Voting Rights Act (1965) AN ACT To enforce the fifteenth amendment to the Constitution of the United States, and for other purposes. Be it enacted by the Senate and House of Representatives of the United States of America in Congress assembled, That this Act shall be known as the Voting Rights Act of 1965. SEC. 2 The National Voting Rights Act of 1965 authorized, and in some areas required, federal oversight of elections and election laws. Many (but not all) of these areas were in the South, which was at that time controlled by the Democratic Party.The Act gave the Department of Justice the power to approve or reject any change in a voting law in certain districts where less than 50% of the population. In August 1965, President Johnson signed the Voting Rights Act into law. The act contained language similar to the 15th Amendment. It also required that areas of the country that had a history of discrimination receive pre-clearance of any voting-procedure changes from the federal government
take on this people was face-to-face. >> images like this were all too common as african-americans tried to register to vote. sheriff's blocking the doors to the courthouse as you get ready to vote this year, we are taking a look at the crucial role alabama played in making the voting rights act of 1965 a reality. >> ian reitz traveled to selma to look at how certain events in our state led. A single provision of the Voting Rights Act of 1965 has been playing a key role on the election front this year. Section 5 has blocked photo voter-ID laws, prohibited reduced early-voting periods.

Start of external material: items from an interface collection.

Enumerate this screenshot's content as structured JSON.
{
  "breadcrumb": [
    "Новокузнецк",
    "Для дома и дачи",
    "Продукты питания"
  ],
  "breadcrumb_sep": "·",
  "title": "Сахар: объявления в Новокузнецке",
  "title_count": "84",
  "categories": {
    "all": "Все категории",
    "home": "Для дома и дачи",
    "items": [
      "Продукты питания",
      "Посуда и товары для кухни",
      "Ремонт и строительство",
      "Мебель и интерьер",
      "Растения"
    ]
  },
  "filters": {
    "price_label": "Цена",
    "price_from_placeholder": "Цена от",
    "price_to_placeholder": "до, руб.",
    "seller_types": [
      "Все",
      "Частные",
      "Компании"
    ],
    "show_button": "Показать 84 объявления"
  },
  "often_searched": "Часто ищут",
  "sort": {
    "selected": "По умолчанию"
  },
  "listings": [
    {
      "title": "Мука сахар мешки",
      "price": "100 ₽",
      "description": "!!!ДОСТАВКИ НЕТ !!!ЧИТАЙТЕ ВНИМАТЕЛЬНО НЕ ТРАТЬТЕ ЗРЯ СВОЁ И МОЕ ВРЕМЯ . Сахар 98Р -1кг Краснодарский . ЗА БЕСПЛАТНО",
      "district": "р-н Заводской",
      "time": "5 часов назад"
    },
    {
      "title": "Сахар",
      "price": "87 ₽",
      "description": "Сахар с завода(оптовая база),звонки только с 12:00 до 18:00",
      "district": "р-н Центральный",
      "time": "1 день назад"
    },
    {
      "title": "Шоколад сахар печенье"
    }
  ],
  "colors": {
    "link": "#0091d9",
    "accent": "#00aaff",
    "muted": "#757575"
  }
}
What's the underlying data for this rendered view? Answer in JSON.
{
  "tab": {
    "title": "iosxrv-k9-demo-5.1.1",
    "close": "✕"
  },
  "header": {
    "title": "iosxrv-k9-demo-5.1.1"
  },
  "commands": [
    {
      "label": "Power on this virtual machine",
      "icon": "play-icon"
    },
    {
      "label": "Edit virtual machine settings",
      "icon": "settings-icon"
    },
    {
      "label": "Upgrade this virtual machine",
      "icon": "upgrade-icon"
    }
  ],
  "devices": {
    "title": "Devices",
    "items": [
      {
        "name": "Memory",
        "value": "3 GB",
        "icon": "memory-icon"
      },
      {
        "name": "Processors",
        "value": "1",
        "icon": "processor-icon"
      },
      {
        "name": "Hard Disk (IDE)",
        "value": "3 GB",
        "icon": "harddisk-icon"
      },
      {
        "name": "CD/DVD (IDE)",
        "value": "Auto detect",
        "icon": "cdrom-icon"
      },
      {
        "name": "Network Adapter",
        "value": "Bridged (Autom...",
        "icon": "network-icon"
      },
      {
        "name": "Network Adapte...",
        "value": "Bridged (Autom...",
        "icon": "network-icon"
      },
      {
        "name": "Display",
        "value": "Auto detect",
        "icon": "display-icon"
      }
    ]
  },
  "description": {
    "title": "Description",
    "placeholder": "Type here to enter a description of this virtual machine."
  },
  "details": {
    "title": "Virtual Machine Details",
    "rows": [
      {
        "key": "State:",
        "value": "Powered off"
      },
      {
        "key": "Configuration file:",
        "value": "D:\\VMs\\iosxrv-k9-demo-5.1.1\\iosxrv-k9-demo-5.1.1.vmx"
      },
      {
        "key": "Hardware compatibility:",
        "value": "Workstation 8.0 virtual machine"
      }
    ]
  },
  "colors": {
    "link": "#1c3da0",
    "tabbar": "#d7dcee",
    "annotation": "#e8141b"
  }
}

Much like the John Lewis Voting Rights Advancement Act proposed at the federal level, the Virginia law will restore and build on provisions of the since-gutted 1965 federal Voting Rights Act. In June 2013, the United States Supreme Court struck down the requirement that several counties and nine states with a history of racial discrimination.